Charles Van Doren, an editor and disgraced "Twenty-One" contestant, rose to fame in the 1950s as the public face of quiz show scandals. He passed away at the age of 93.
As reported by TMZ, Van Doren died in his Connecticut retirement home on Tuesday. The cause of death has not been disclosed.
Back in 1958, Van Doren won $129,000 after a 14-week winning streak on the quiz show "Twenty-One." The prize would have been more than $1 million today.
He later confessed to cheating and told Congressional investigators that he received all the answers in advance. In addition, he was coached on how to create drama.
Van Doren pleaded guilty to perjury for lying and testified two years later. He then disappeared from the spotlight for five decades before commenting about the scandal again.
He explained: ”I can sit with my thoughts without having to respond to people who say, ‘Aren’t you Charles Van Doren?’ Well, that’s my name, I say to myself, but I’m not who you think I am — or at least, I don’t want to be. It’s been hard to get away, partly because the man who cheated on ‘Twenty One’ is still part of me.”
After the scandal, Van Doren briefly worked as a Washington Post correspondent. He also took on the role of a contributor at "Today," covering cultural and literary events.

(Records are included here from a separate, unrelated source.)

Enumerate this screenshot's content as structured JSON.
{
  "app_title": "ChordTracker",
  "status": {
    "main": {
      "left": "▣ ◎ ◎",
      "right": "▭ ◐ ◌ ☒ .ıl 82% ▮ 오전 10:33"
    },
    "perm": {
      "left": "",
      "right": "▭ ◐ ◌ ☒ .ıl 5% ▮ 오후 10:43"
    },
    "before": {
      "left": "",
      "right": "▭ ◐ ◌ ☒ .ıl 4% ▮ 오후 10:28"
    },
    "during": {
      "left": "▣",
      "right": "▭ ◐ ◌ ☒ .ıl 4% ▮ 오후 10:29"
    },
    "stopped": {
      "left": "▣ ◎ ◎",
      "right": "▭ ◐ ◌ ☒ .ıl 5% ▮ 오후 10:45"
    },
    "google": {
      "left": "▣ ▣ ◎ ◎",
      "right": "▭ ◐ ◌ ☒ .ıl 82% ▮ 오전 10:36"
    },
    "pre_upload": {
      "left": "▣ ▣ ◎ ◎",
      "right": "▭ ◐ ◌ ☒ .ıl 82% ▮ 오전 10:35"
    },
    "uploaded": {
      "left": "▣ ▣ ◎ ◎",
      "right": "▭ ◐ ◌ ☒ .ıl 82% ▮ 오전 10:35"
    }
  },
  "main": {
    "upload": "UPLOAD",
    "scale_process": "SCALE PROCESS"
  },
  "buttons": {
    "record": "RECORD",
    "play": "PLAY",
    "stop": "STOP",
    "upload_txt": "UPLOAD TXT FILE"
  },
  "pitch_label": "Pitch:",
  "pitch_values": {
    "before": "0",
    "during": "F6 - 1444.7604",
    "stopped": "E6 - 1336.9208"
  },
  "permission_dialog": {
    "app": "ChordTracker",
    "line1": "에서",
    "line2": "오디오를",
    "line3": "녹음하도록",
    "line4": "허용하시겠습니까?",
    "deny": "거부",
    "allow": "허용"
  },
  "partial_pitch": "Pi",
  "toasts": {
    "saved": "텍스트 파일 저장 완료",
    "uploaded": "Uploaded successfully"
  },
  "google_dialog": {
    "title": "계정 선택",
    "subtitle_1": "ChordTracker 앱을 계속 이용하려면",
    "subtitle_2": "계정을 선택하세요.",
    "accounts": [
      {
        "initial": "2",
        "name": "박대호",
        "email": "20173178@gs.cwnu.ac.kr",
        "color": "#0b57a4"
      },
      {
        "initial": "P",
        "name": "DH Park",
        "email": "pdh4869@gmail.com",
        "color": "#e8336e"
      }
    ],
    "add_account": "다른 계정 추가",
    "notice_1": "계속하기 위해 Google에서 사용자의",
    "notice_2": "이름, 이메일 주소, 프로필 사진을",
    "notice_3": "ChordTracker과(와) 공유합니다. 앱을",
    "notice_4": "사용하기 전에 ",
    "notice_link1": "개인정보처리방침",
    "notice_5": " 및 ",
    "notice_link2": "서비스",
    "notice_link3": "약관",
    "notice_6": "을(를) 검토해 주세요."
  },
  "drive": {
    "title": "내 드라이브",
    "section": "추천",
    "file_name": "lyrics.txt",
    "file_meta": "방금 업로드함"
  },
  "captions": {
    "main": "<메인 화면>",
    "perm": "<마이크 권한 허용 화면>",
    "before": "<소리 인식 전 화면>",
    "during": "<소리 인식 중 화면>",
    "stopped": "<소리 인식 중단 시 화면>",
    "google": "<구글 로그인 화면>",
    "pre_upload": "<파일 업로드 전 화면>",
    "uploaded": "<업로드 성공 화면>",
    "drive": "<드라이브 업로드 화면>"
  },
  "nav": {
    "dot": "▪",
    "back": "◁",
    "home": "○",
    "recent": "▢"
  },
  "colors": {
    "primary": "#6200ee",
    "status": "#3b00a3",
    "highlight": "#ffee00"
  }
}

Van Doren is survived by his wife, daughter, son and grandchildren.